After every mistake I get something very special.  After the tears and the plea for a bandaid (he obsesses over bandaids), I get love.  He's never rebuked me for any of it.  He's never told me that I'll forever go unforgiven.  He's never said, "dad, how can you get angry at me for not drinking my milk because, after all, you did let me go that day in the Frio".  My son loves me unconditionally.  He always has.  I could hang him upside down from the ceiling fan for an entire afternoon.  He won't like it.  He'll cry.  He'll get angry.  And at the end of the day we will lay down in bed together and I will read him "Doctor Ted".  We'll say our prayers.  And then he'll kiss me on the cheek and tell me that he loves me like nothing ever happened.  Unconditional love.  This will not last forever.  There will come a time when he will hold grudges.  He will recall things I've done in order to get back at me.  God forbid the day he says "I hate you" or "I don't love you" or worse yet "you don't love me".  Unconditional will become conditional.  When we have a bad day I will offer to tuck him in just like a do now.  He'll tell me to leave him alone and slam his door.  He'll get his IPHONE out and Facebook something about how his dad is a big fat looser.  He'll Tweet his friends that dad is #verywierd.  I'll survive by recalling the days of Doctor Ted.

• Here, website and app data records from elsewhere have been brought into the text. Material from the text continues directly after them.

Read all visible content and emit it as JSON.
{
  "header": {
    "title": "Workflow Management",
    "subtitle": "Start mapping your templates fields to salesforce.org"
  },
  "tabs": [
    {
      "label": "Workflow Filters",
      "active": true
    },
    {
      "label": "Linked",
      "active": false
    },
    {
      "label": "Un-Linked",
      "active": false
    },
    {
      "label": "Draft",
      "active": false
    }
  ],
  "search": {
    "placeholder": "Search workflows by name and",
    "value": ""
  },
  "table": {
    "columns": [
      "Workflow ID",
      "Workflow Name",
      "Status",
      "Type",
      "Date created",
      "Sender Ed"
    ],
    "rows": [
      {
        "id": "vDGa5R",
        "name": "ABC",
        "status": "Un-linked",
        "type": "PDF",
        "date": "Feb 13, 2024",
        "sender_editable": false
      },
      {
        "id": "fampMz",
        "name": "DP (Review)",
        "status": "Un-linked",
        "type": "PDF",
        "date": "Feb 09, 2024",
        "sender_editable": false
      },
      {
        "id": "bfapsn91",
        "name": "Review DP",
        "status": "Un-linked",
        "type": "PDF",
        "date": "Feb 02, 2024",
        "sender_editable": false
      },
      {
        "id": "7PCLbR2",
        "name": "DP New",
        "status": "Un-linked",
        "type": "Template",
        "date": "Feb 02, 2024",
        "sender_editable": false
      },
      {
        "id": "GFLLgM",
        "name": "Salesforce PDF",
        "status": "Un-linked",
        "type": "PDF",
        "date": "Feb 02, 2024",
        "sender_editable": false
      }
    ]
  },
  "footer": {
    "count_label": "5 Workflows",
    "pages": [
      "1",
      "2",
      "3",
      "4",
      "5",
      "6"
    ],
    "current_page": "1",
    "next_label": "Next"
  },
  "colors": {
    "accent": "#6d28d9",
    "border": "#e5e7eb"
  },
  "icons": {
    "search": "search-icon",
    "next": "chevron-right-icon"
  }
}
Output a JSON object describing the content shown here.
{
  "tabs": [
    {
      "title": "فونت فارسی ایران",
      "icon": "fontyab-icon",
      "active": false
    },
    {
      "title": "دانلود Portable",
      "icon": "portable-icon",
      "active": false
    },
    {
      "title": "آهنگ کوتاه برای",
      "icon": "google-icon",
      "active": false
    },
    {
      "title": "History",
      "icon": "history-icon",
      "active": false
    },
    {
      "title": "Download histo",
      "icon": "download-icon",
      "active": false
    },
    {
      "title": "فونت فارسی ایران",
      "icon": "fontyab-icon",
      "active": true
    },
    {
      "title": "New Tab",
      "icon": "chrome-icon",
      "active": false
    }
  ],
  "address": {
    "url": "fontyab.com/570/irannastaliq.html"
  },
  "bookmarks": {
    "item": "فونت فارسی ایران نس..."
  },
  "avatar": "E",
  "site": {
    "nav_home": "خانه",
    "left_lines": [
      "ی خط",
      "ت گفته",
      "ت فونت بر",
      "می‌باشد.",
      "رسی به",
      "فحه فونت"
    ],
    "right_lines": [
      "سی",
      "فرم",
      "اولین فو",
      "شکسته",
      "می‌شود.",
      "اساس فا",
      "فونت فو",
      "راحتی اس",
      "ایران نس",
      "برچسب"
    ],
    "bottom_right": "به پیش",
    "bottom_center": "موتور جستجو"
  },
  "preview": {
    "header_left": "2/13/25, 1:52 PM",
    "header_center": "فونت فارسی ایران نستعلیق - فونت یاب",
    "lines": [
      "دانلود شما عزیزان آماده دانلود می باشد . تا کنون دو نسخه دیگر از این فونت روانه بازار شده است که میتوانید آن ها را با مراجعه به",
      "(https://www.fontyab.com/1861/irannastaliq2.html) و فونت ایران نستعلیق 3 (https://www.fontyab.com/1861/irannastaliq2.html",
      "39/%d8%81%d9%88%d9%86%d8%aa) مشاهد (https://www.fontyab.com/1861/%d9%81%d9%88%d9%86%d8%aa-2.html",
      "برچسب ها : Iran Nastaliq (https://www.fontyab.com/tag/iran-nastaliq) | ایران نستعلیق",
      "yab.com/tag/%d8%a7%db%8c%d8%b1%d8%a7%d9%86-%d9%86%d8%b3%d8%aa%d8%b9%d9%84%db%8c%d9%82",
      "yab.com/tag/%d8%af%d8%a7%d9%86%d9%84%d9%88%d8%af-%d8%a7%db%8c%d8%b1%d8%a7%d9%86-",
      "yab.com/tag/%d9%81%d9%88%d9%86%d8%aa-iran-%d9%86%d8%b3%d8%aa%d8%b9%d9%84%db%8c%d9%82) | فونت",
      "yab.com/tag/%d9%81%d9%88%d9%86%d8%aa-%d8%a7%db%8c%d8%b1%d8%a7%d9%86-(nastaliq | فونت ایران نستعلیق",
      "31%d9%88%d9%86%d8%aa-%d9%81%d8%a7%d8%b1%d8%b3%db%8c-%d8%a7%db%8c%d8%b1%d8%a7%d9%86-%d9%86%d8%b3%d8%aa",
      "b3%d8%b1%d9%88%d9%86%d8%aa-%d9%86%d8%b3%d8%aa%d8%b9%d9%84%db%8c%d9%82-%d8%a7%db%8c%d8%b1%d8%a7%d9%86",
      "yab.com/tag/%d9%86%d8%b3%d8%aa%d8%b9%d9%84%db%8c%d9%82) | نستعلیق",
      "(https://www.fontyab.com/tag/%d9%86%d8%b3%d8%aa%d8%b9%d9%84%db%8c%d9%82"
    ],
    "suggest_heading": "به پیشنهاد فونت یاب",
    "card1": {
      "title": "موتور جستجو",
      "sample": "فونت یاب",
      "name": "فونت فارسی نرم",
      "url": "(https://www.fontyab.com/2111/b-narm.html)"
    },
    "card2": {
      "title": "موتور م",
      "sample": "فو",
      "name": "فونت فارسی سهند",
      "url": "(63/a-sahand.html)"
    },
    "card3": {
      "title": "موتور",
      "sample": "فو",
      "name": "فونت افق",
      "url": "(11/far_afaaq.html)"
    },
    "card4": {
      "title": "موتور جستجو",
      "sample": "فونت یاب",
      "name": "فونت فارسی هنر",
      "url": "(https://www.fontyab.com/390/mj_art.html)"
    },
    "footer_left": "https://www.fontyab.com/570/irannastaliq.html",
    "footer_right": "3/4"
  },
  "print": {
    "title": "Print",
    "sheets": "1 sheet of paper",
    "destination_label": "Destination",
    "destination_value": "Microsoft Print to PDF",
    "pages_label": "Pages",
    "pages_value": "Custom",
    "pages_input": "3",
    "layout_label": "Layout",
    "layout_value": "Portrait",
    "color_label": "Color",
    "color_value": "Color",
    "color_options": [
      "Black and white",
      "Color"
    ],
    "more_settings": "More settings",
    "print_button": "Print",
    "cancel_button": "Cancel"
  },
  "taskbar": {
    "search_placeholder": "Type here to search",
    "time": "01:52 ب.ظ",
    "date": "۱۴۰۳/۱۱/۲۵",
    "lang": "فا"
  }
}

The world we live in conditions us to loose our sense of unconditional love.  We cannot trust everyone and we learn that every person we meet does not have our best interest at heart.  We question people's motives, sometimes rightly so.  We remember the wrongs and we wait for the chance for a little payback when the situation calls for it.  We can dredge up things that happened years ago in order to make ourselves feel better and someone else feel worse.  My four year old has not learned this trick just yet.  He will.  The world will teach him that.  Once he does, he will have a very hard time loving without condition ever again.

Thank goodness that God loves us like that...unconditionally.  Past offenses can be forgotten.  No grudges.  God doesn't look down on some fantastic thing we've done and think, "that's really good and all but it doesn't make up for the night you burned your report card in the kitchen trash can...tithe your income for another year and then we'll talk".  It doesn't work like that.  Grace means grace.  Unconditional means unconditional.  We might get angry with God.  We might question his motives.  We might think that God has let go of us just when the rocks are getting sharp.  We might feel unworthy of God's love.  We might begin to believe what comes from the pulpits of our childhood when the preacher told us how depraved, broken, awful, sinful, and unworthy of even an ounce of the love we get.  Doesn't work like that either.  Child of God, you (we) are worthy.  God went through a lot of trouble to arrange this whole "salvation" thing.  We must have been worth the trouble.  No mistake, no sin, nothing in the universe can separate us from the love of God.  Remember, only one person in the universe knows you better than anyone else.  Every action, thought, and motivation.  And yet that "person" loves you without condition.  It really is unconditional.  Without God's unconditional love we have no hope.  None.  So believe it.  Your life depends on it.  Literally.

Time for chips and dip with my son...we'll do it the way we always do it.  We lodge them in the light socket and use our teeth to get them out while standing barefoot in a puddle of water.  Only when mom's not home of course.  Oh, you don't do that?  Oops.

Don't call's a joke.  And don't call mom.  Please.